The latest iteration of our academic pushdown, Common Core, only will exacerbate this culture of unreasonable expectations. Developed through a partnership between the National Governors Association and the Council of Chief State School Officers (and adopted by 45 states, including North Carolina), Common Core enumerates -- through standards for every grade -- the "knowledge and skills" kids need to succeed in college and work.
Though well-intentioned, Common Core is deeply problematic. Its implementation -- rolling out as many states face imploding budgets -- may cost states more than $15 billion over the next seven years, according to a 2012 Pioneer Institute report. And it smacks of a mandate: The Obama administration, while insisting Common Core participation is voluntary, nonetheless has tied federal funds to state adoption of the standards.
Yet Common Core's greatest impact likely will be on the napping and snacking set. For example, Common Core stipulates that children be able to "read emergent-reader texts with purpose and understanding" by the end of kindergarten.
One first-grade teacher who has taught for 16 years told me that pushing 5-year-olds to read before they're ready is like forcing them to grasp for a rung on a ladder some simply cannot reach. It's a stressful, fragmented approach that leaves kindergartners with little energy for the things they should be doing, such as strengthening the "muscles of the mind."
A bevy of educators would agree.
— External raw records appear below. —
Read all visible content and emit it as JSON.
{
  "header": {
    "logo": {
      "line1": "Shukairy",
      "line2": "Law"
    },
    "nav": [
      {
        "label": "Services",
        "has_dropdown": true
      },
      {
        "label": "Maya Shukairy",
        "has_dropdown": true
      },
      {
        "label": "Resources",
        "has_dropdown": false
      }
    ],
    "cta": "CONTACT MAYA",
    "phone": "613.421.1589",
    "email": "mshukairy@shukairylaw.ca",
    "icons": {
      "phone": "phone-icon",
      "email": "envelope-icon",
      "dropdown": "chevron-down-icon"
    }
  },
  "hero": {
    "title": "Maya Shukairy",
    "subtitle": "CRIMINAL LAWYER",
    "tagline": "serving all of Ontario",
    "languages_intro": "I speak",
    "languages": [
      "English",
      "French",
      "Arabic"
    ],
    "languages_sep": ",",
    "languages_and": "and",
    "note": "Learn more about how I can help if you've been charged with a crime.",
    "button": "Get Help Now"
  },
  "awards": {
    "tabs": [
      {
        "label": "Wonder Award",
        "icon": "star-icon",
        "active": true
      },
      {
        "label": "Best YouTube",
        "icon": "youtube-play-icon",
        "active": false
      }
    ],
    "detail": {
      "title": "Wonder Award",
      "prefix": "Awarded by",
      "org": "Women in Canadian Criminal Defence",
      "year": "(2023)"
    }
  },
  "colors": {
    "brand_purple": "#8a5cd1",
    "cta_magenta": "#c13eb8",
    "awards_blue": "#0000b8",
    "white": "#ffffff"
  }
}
In 2010 hundreds of early childhood health and education professionals signed a joint statement detailing their "grave concerns" that Common Core standards were at odds with research about "how children learn, what they need to learn, and how best to teach them in kindergarten and the early grades." And in a recent Education Week commentary, Joanne Yatvin, past president of the National Council of Teachers of English, wrote that Common Core's standards "overestimate the intellectual, physiological, and emotional development of young children."
Why are we pushing kids so hard, so soon? It's time to halt our kindergarten hustle. Certainly, high standards are an essential component of any reasoned education policy. But when they're crafted without due consideration to the stages and constraints of child development, they do little good -- and a lot of harm. And they set kids up for stress and failure, right when they should be falling in love with learning.
Kristen Blair is a North Carolina Education Alliance fellow.